Dataset records
================================
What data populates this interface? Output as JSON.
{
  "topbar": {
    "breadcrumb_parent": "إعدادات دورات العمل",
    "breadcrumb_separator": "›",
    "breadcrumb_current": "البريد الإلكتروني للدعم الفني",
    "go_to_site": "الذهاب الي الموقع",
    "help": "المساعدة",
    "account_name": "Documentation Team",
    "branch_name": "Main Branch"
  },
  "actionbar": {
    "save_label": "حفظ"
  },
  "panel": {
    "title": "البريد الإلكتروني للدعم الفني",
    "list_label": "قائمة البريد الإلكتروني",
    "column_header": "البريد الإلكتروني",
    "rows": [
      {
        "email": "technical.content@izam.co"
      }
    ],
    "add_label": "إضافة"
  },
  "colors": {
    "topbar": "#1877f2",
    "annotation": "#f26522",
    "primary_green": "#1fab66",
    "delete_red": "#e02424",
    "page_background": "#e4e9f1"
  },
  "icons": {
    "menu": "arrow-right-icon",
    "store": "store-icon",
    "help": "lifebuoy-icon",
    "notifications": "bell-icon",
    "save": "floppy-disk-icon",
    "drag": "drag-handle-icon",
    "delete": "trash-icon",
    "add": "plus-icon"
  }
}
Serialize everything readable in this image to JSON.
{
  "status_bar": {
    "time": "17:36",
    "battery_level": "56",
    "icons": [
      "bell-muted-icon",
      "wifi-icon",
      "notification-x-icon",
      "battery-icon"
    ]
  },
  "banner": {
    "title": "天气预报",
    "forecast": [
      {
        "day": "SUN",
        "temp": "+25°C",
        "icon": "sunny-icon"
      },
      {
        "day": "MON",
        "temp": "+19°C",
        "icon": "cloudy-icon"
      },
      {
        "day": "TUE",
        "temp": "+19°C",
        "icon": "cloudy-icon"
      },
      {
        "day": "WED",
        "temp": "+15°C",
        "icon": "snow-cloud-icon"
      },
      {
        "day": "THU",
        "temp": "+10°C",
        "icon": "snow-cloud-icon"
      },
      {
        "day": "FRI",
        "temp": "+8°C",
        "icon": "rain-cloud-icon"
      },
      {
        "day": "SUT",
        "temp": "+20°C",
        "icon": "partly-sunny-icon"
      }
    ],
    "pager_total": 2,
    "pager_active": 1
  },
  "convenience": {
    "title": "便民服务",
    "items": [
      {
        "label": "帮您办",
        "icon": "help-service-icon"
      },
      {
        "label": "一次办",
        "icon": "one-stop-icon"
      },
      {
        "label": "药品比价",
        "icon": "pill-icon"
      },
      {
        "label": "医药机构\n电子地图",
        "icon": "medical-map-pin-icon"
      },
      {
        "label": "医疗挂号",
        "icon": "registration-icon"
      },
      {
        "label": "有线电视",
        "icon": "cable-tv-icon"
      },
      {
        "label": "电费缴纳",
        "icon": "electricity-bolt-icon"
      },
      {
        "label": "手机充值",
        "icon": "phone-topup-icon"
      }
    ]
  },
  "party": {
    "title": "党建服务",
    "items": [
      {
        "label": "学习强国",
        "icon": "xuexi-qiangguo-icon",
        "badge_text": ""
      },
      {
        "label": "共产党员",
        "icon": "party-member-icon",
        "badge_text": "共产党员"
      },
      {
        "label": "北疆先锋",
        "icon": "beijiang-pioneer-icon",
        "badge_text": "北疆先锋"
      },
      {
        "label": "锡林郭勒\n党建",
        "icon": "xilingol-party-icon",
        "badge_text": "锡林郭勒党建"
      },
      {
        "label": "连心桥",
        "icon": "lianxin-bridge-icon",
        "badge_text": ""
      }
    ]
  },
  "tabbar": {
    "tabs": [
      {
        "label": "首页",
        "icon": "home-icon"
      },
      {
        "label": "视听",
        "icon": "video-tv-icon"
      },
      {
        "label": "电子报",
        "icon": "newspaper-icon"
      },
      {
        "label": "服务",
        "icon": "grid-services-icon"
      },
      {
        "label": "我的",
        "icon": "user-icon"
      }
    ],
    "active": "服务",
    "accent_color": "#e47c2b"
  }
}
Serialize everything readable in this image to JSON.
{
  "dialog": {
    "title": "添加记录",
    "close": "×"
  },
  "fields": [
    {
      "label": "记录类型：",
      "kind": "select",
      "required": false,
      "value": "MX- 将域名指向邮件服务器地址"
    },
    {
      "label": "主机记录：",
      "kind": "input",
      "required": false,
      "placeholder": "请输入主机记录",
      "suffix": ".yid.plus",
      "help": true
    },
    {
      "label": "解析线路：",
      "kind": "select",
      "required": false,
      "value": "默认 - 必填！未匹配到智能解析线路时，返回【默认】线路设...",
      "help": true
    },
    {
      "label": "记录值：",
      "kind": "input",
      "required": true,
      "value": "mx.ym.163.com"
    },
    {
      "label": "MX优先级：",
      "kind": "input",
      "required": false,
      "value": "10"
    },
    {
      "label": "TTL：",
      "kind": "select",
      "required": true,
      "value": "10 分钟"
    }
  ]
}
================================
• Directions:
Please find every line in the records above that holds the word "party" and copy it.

• Answer box:
  "party": {
        "icon": "party-member-icon",
        "icon": "xilingol-party-icon",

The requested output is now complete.